Pros: Energetic, youthful, and very clever and simple costuming.
Cons: Far too short a run for such a strong piece.
I have to tell you something. I detest Shakespeare’s histories. I find them tedious, dry and dull. I agreed to review this show because I thought it was A Midsummer Night’s Dream and when I realized, after my 5th twelve hour day of work in a row, that I had to sit through the story of King Henry V of England whilst he aims to conquer France, I wasn’t sure I’d be able to stay awake.
Instead, I learned just how wrong one reviewer could be and why you should never, ever judge a production on what you may have seen or read previously.
This production of Henry V is outstanding. It is anything but tedious, dry and dull. It absolutely explodes with energy and the excitement that the cast project is infectious. The production was poignant and moving, yet shockingly funny at all the right moments.

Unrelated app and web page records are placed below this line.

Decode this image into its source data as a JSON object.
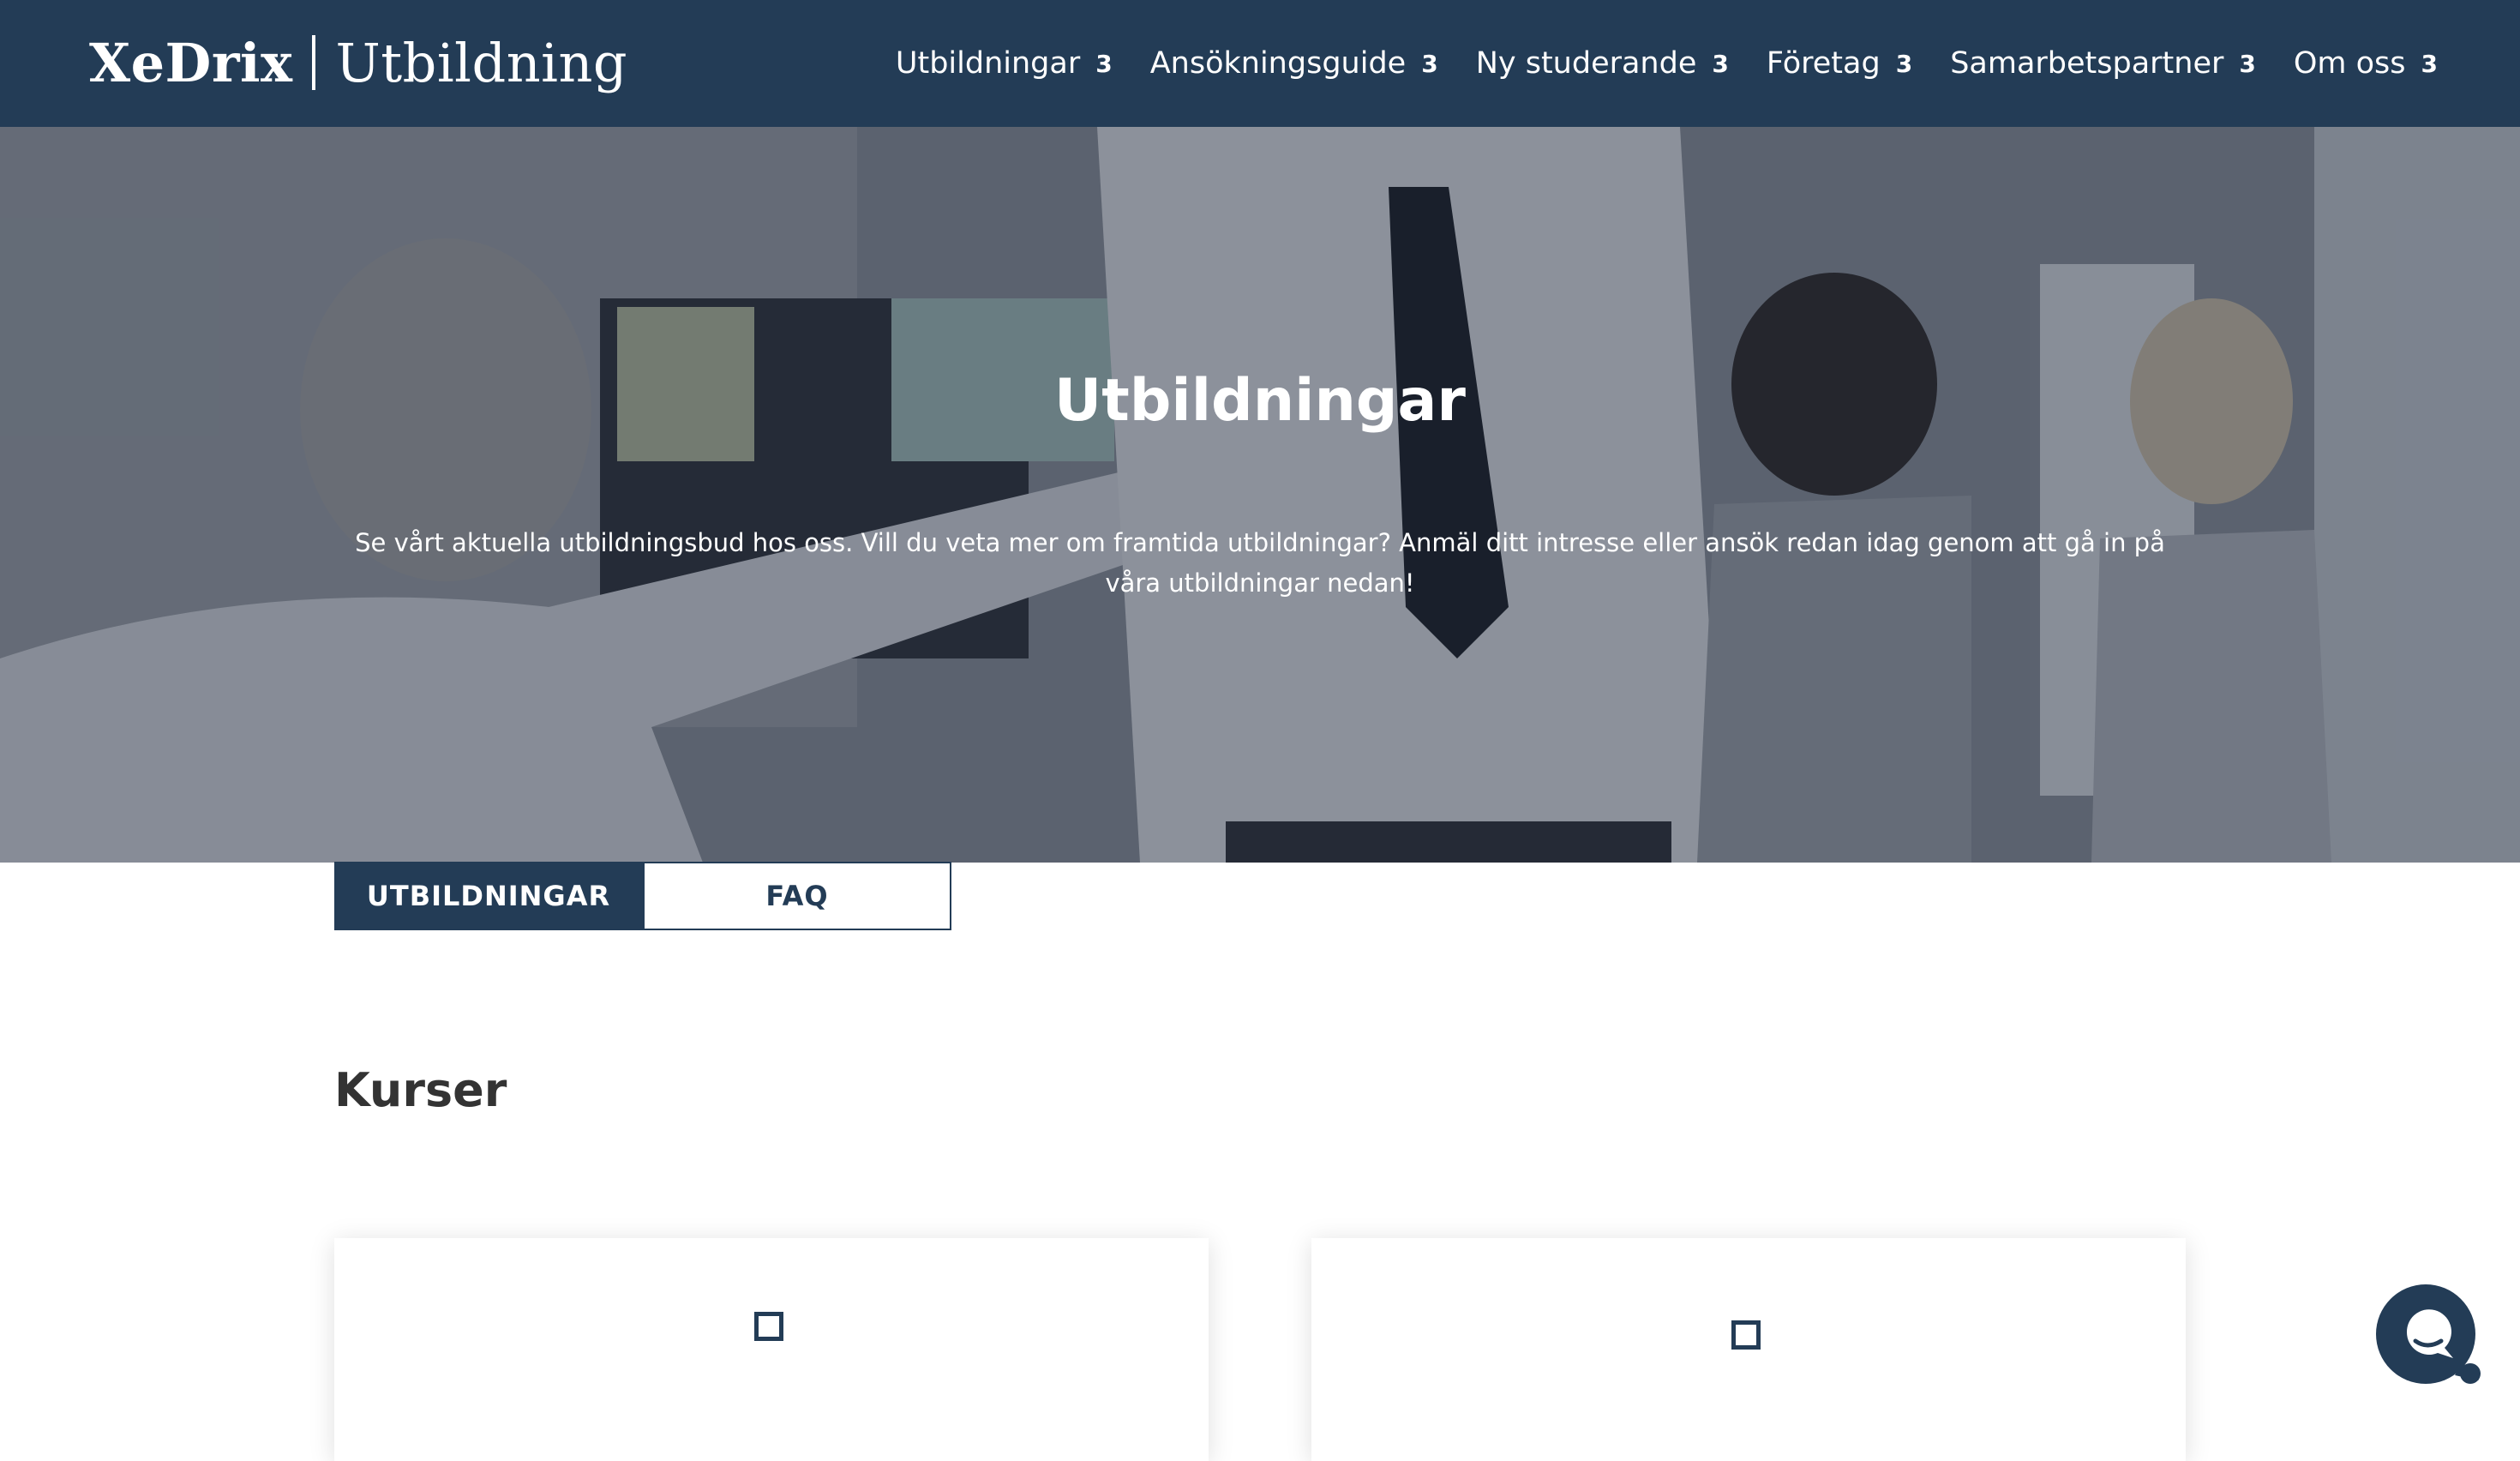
{
  "header": {
    "logo": {
      "brand": "XeDrix",
      "sub": "Utbildning"
    },
    "nav": [
      {
        "label": "Utbildningar",
        "chevron": "3"
      },
      {
        "label": "Ansökningsguide",
        "chevron": "3"
      },
      {
        "label": "Ny studerande",
        "chevron": "3"
      },
      {
        "label": "Företag",
        "chevron": "3"
      },
      {
        "label": "Samarbetspartner",
        "chevron": "3"
      },
      {
        "label": "Om oss",
        "chevron": "3"
      }
    ]
  },
  "hero": {
    "title": "Utbildningar",
    "lead": "Se vårt aktuella utbildningsbud hos oss. Vill du veta mer om framtida utbildningar? Anmäl ditt intresse eller ansök redan idag genom att gå in på våra utbildningar nedan!"
  },
  "tabs": [
    {
      "label": "UTBILDNINGAR",
      "active": true
    },
    {
      "label": "FAQ",
      "active": false
    }
  ],
  "section": {
    "title": "Kurser"
  },
  "cards": [
    {
      "icon": "square-icon",
      "title": ""
    },
    {
      "icon": "square-icon",
      "title": ""
    }
  ],
  "chat": {
    "icon": "chat-bubble-icon"
  },
  "colors": {
    "brand": "#233c56",
    "white": "#ffffff",
    "text": "#333333"
  }
}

There is no scenery, but don’t let that put you off either – the cast are so dynamic and mobile, you won’t be able to take your eyes off them, and scenery would have been a waste of time.
The costuming was clever – shockingly simple, but so effective. The English characters wear England football shirts – with their character’s name on the backs (King Henry’s is – delightfully – Henry 5.) When the French characters appear, they do so in French football shirts – also with names on the back. It not only enables the cast to switch character roles with ease, but it is the most clear and concise Shakespeare production I have ever seen. How has it taken us this long as a society to realize how much better Shakespeare is with name tags?
As it is a small cast – there seem to be just 5 actors playing all the roles – this shirt swapping is essential in reminding us who is who and when they are in each role. There is also a brilliant use of the football shirts to highlight the scene when traitors the Earl of Cambridge, Lord Scroop, and Sir Thomas Grey are brought to light (wonderfully handled by Stephen Leask, who is also hysterically funny as Alice, Katharine’s lady-in-waiting.)
Shirts aside, when it comes to the personalities created, efforts are made to not distinguish the personalities too much between the French and the English characters and this is a very important component of this production. It reminds us that both sides of the war contain human beings who, apart from nationality, are not so different from one another. Both sides enjoy an aspect of humor and tragedy; both sides laugh and mourn, yet there is only one side who do inevitably win the war.
The cast make this show shine. They work together well, and as previously mentioned, the level of energy they bring into every motion, every movement and every word makes this show an absolute delight. Gender is irrelevant in this production (and totally unnoticeable, which means it’s been handled correctly) and as such Zena Carswell does very well as Henry – tough, stoic and bold as a leader, but rather sweet and awkward when falling in love with Emmy Rose’s Katharine. Emmy Rose stands out in this production; she takes on the many roles of Katharine, Canterbury, Boy, and Montjoy and doesn’t break a sweat in between role swapping. She’s charming as Katherine, and suitably downcast and resigned as Montjoy as the battle resolves.
Overall, this production is a lesson in how to do Shakespearian histories in an accessible, likeable, and approachable way. The team behind this and the cast in this absolutely deserve another run of this show – and soon. They’ve got future audiences out there that need to be educated as to what Shakespeare could and should be in this modern generation.
Author: William Shakespeare
Director: Scott Ellis
Producer: Merely Players
Booking Until: This show has now finished its run at the Tramshed.